WORK ITEM
Quote the records beneath, complete and exact. Leave out images.

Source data

[Start of section]

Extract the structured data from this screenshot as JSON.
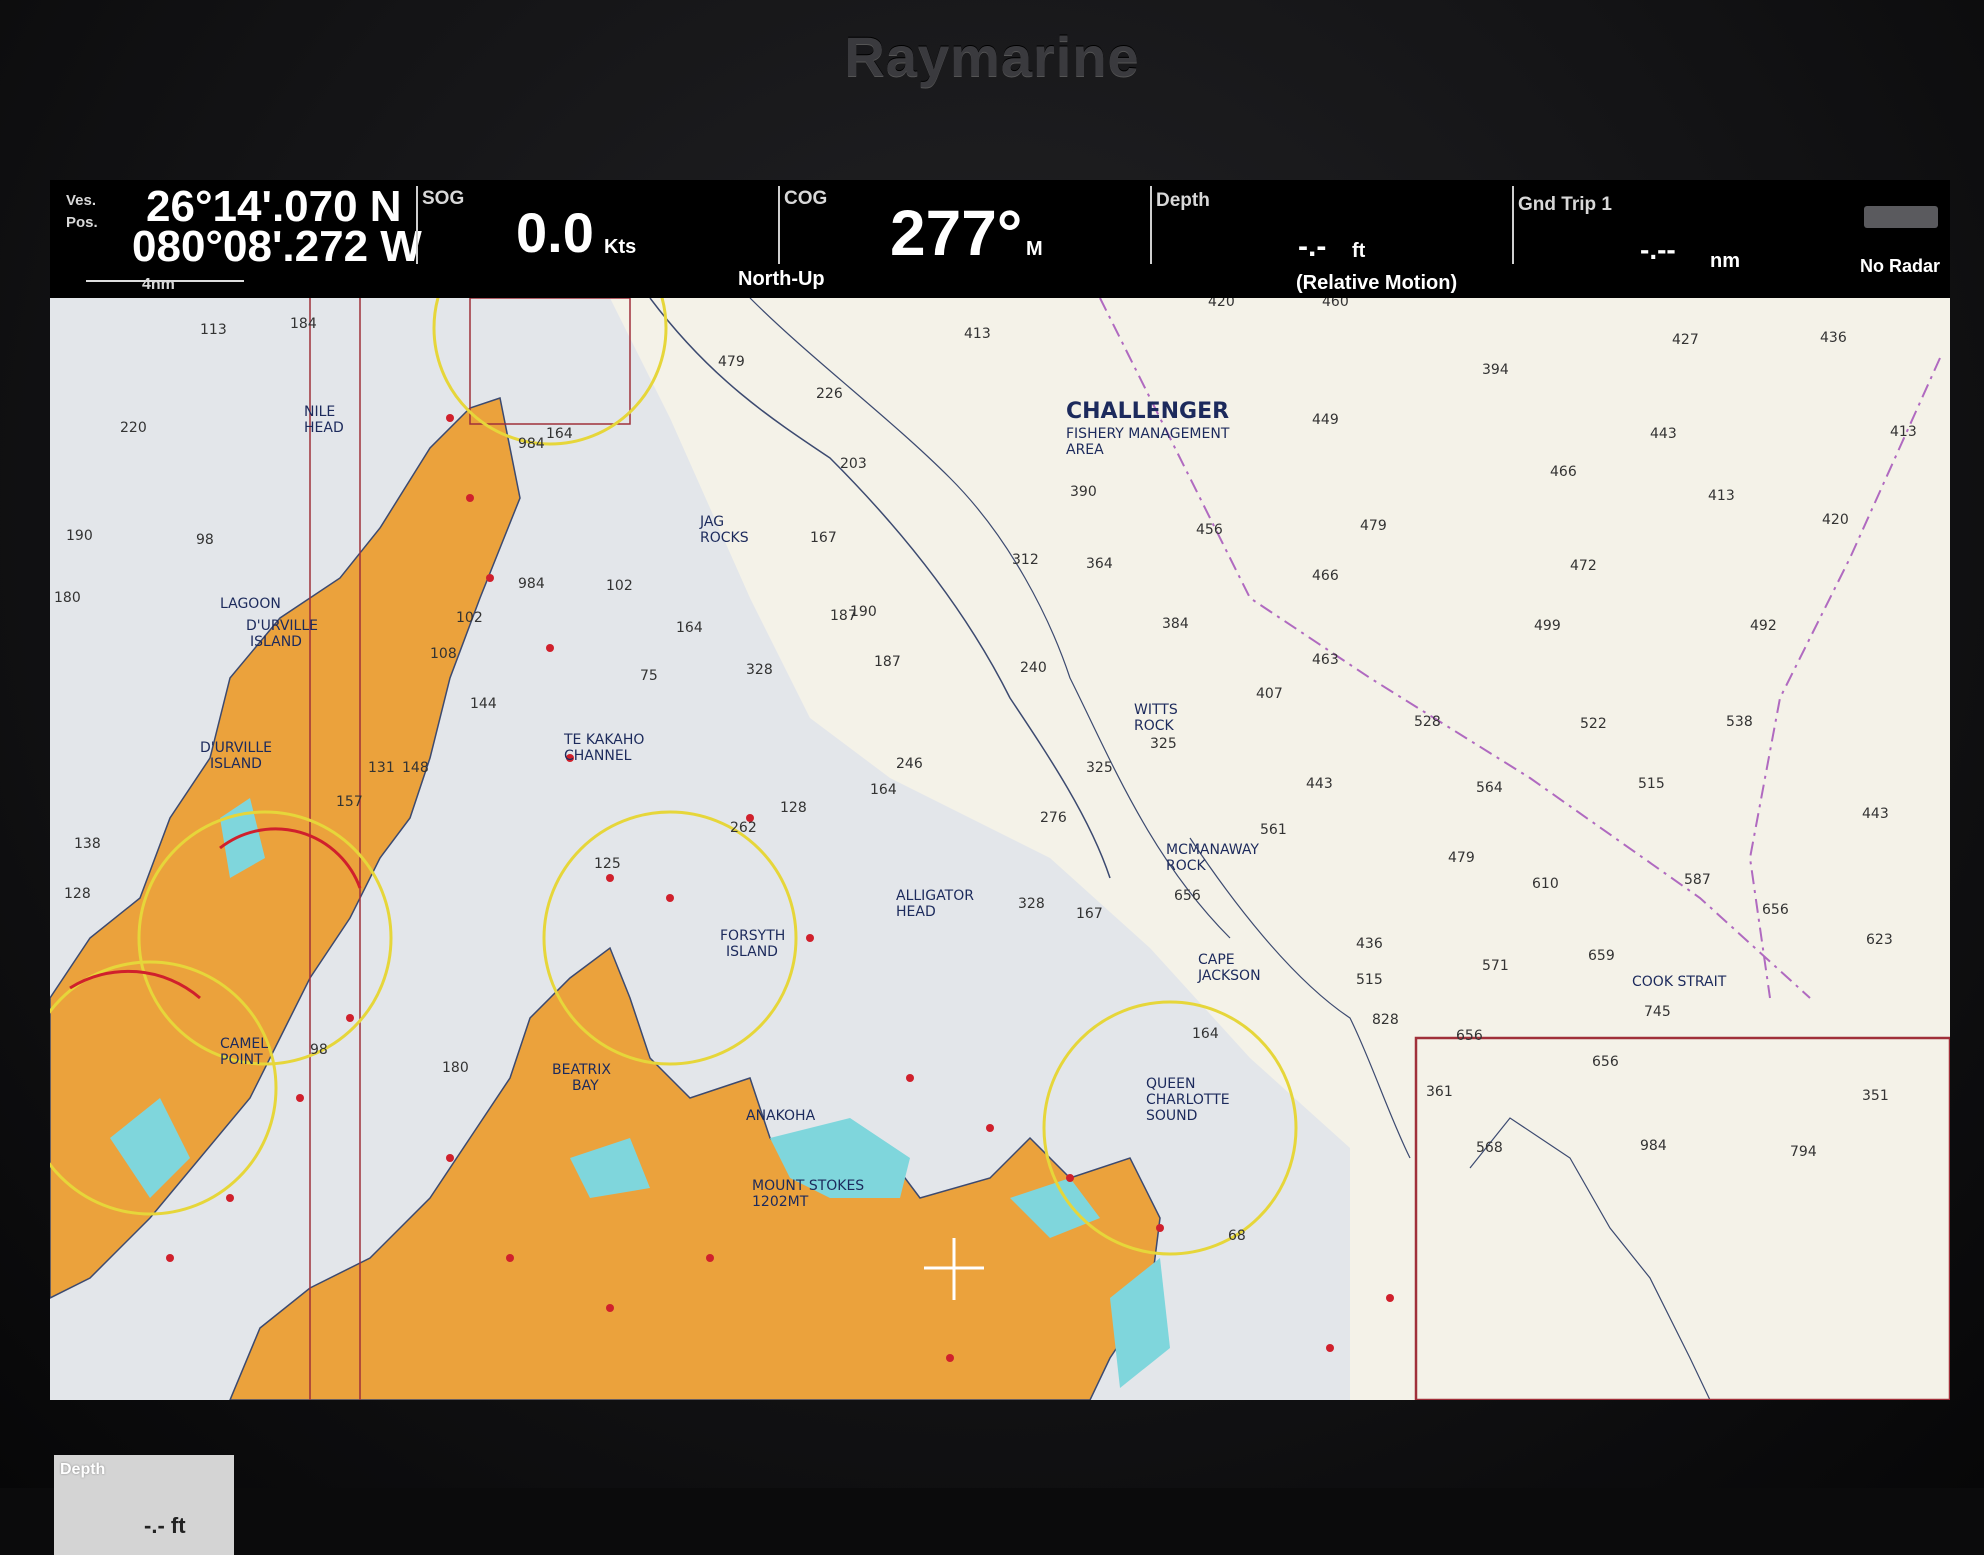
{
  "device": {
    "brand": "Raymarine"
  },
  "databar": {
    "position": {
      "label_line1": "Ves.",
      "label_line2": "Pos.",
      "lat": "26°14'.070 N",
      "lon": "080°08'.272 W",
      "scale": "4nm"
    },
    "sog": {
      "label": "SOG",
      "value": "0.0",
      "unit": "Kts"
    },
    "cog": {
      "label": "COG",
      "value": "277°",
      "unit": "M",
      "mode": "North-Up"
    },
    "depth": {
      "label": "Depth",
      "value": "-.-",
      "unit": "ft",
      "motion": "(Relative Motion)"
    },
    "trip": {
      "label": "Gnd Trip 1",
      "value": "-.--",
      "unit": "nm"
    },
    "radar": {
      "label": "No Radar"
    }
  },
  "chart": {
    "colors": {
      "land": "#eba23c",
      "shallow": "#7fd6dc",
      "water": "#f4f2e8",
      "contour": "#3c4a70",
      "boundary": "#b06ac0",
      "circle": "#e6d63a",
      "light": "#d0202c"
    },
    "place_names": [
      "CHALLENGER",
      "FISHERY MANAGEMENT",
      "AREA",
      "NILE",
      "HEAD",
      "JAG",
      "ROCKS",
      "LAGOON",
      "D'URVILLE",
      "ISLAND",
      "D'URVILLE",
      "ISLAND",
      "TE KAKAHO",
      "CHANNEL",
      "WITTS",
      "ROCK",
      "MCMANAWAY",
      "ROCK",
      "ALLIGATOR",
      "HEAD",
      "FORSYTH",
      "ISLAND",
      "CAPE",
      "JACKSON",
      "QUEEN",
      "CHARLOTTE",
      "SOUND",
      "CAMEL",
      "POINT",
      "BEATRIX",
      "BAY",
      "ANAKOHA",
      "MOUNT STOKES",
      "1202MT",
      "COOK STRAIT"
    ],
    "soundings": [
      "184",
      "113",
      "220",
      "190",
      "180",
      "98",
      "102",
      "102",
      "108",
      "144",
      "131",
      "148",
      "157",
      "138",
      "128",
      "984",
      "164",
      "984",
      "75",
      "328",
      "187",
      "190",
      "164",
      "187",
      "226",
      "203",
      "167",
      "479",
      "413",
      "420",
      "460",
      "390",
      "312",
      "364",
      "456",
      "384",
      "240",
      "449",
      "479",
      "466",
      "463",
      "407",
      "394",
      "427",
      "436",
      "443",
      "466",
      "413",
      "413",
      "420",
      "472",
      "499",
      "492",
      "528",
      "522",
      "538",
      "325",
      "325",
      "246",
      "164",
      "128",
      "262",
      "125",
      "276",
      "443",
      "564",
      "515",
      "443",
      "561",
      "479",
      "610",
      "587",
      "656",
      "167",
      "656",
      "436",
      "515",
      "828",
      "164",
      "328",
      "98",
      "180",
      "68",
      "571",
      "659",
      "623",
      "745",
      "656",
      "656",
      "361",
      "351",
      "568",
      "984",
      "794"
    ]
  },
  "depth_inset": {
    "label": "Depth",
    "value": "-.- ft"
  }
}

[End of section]

SOLUTION TO THE EXERCISE
Extract the structured data from this screenshot as JSON.
{
  "device": {
    "brand": "Raymarine"
  },
  "databar": {
    "position": {
      "label_line1": "Ves.",
      "label_line2": "Pos.",
      "lat": "26°14'.070 N",
      "lon": "080°08'.272 W",
      "scale": "4nm"
    },
    "sog": {
      "label": "SOG",
      "value": "0.0",
      "unit": "Kts"
    },
    "cog": {
      "label": "COG",
      "value": "277°",
      "unit": "M",
      "mode": "North-Up"
    },
    "depth": {
      "label": "Depth",
      "value": "-.-",
      "unit": "ft",
      "motion": "(Relative Motion)"
    },
    "trip": {
      "label": "Gnd Trip 1",
      "value": "-.--",
      "unit": "nm"
    },
    "radar": {
      "label": "No Radar"
    }
  },
  "chart": {
    "colors": {
      "land": "#eba23c",
      "shallow": "#7fd6dc",
      "water": "#f4f2e8",
      "contour": "#3c4a70",
      "boundary": "#b06ac0",
      "circle": "#e6d63a",
      "light": "#d0202c"
    },
    "place_names": [
      "CHALLENGER",
      "FISHERY MANAGEMENT",
      "AREA",
      "NILE",
      "HEAD",
      "JAG",
      "ROCKS",
      "LAGOON",
      "D'URVILLE",
      "ISLAND",
      "D'URVILLE",
      "ISLAND",
      "TE KAKAHO",
      "CHANNEL",
      "WITTS",
      "ROCK",
      "MCMANAWAY",
      "ROCK",
      "ALLIGATOR",
      "HEAD",
      "FORSYTH",
      "ISLAND",
      "CAPE",
      "JACKSON",
      "QUEEN",
      "CHARLOTTE",
      "SOUND",
      "CAMEL",
      "POINT",
      "BEATRIX",
      "BAY",
      "ANAKOHA",
      "MOUNT STOKES",
      "1202MT",
      "COOK STRAIT"
    ],
    "soundings": [
      "184",
      "113",
      "220",
      "190",
      "180",
      "98",
      "102",
      "102",
      "108",
      "144",
      "131",
      "148",
      "157",
      "138",
      "128",
      "984",
      "164",
      "984",
      "75",
      "328",
      "187",
      "190",
      "164",
      "187",
      "226",
      "203",
      "167",
      "479",
      "413",
      "420",
      "460",
      "390",
      "312",
      "364",
      "456",
      "384",
      "240",
      "449",
      "479",
      "466",
      "463",
      "407",
      "394",
      "427",
      "436",
      "443",
      "466",
      "413",
      "413",
      "420",
      "472",
      "499",
      "492",
      "528",
      "522",
      "538",
      "325",
      "325",
      "246",
      "164",
      "128",
      "262",
      "125",
      "276",
      "443",
      "564",
      "515",
      "443",
      "561",
      "479",
      "610",
      "587",
      "656",
      "167",
      "656",
      "436",
      "515",
      "828",
      "164",
      "328",
      "98",
      "180",
      "68",
      "571",
      "659",
      "623",
      "745",
      "656",
      "656",
      "361",
      "351",
      "568",
      "984",
      "794"
    ]
  },
  "depth_inset": {
    "label": "Depth",
    "value": "-.- ft"
  }
}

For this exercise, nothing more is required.